NC trend: Battle bots
By Johanna Royo
Pfc. Hawa Josiah struggles down the long hall from her room in the Warrior Transition Battalion barracks on Fort Bragg. Painful leg, spine and neck injuries have left her on crutches for more than a year, and doctors aren’t sure when that will change.
Fortunately, once the 34-year-old soldier reaches the front door, a magic carpet of sorts is waiting to take her down the hill to Womack Army Medical Center, where she has as many as three or four appointments a day.
Josiah’s ride looks more like a fancy golf cart than magic carpet, but the two are more similar than they appear. The souped-up golf cart is a test vehicle for the Army’s Tank Automotive Research Development and Engineering Center — TARDEC for short — based in Warren, Mich., where the ultimate goal is to create autonomous vehicles to send to war zones.

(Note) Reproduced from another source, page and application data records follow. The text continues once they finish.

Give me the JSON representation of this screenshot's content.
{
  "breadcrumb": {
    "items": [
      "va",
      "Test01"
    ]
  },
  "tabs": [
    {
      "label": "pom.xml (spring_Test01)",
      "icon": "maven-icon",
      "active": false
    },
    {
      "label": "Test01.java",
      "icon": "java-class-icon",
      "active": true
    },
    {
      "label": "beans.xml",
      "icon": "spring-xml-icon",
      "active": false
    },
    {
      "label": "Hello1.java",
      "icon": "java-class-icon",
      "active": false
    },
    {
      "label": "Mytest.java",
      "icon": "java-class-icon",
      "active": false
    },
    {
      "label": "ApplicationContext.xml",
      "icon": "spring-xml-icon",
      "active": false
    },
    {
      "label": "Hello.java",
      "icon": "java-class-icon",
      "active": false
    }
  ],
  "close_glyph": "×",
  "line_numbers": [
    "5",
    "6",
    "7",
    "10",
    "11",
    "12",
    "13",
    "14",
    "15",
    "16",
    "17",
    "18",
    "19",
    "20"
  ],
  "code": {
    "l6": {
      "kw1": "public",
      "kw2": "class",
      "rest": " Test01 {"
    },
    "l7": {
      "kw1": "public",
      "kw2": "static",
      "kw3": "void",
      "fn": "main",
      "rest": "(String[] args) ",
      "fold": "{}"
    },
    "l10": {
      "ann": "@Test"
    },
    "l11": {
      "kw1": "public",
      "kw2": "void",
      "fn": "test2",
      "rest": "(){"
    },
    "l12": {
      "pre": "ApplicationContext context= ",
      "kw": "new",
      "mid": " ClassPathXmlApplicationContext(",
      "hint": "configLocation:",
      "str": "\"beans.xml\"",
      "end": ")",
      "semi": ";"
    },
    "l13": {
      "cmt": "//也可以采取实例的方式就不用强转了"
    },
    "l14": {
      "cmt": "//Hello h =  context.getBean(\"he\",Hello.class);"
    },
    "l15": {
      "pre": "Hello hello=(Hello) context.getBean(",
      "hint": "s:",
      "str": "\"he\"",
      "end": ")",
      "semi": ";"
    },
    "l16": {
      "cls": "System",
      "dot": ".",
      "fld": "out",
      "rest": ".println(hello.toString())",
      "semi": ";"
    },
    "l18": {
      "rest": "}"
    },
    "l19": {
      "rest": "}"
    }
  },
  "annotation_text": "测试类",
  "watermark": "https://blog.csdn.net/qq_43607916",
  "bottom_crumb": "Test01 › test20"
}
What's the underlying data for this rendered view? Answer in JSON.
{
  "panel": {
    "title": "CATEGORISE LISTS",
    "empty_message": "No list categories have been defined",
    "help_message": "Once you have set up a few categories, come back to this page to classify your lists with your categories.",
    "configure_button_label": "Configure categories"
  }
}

“What we’re learning here will eventually benefit the warfighters on the battlefield,” says Ed Straub, program manager for the applied robotics program at TARDEC, which has about 90 civilian scientists working in its automotive research hub. Straub and a team of engineers regularly visit Fort Bragg near Fayetteville. Home to about 50,000 active-duty military personnel and 14,000 civilian workers, the country’s largest military installation by population provides plenty of test subjects.
President Obama’s 2017 defense budget proposes increasing funding for TARDEC’s robotic ground systems from about $7 million to almost $13 million, though that’s minor compared with the estimated $30 million investment by tech giant Google with autonomous vehicles that have driven millions of miles. Using the same light radar sensor technology as a Google car, the military’s autonomous trucks and tanks could eventually navigate around roadside bombs and other hazards. The Army also is experimenting with driverless transport trucks and tested a convoy of seven tactical unmanned vehicles at more than 40 mph at the federal Savannah River Site near Aiken, S.C.
For now, the Fort Bragg carts are still in the testing phase with a human behind the wheel, establishing patterns that are compared with the autonomous technology running simultaneously offline. That’s where Josiah and other wounded soldiers come in. Josiah, a three-year Army veteran, won’t be back on the battlefield, but feedback gathered from the Fort Bragg transport program will be used to save lives.
Researchers are throwing every obstacle they can think of in front of the driverless car: mannequins, roadblocks, unexpected traffic. The technology is learning what to do in any situation before moving to Phase 2, when the human passenger takes the wheel only if something goes wrong. In the final phase, the drivers will be gone and the carts will be completely autonomous. It is likely to be the first self-driving vehicle in North Carolina, which hasn’t passed any laws related to autonomous cars. Eight states and Washington, D.C., have issued rules or executive orders in preparation for the new technology. N.C. State University engineers plan a system of self-driving pods for a campus rapid transit system, but that is likely years away.
In the meantime, autonomous test vehicles are helping soldiers now. Since Josiah started scheduling rides through an app on her phone, she hasn’t missed a medical appointment. That can be a problem for her and other wounded warriors who suffer from memory loss. The system responds with a text-message reminder and a follow-up email survey. Her answers move driverless technology one step closer to reality.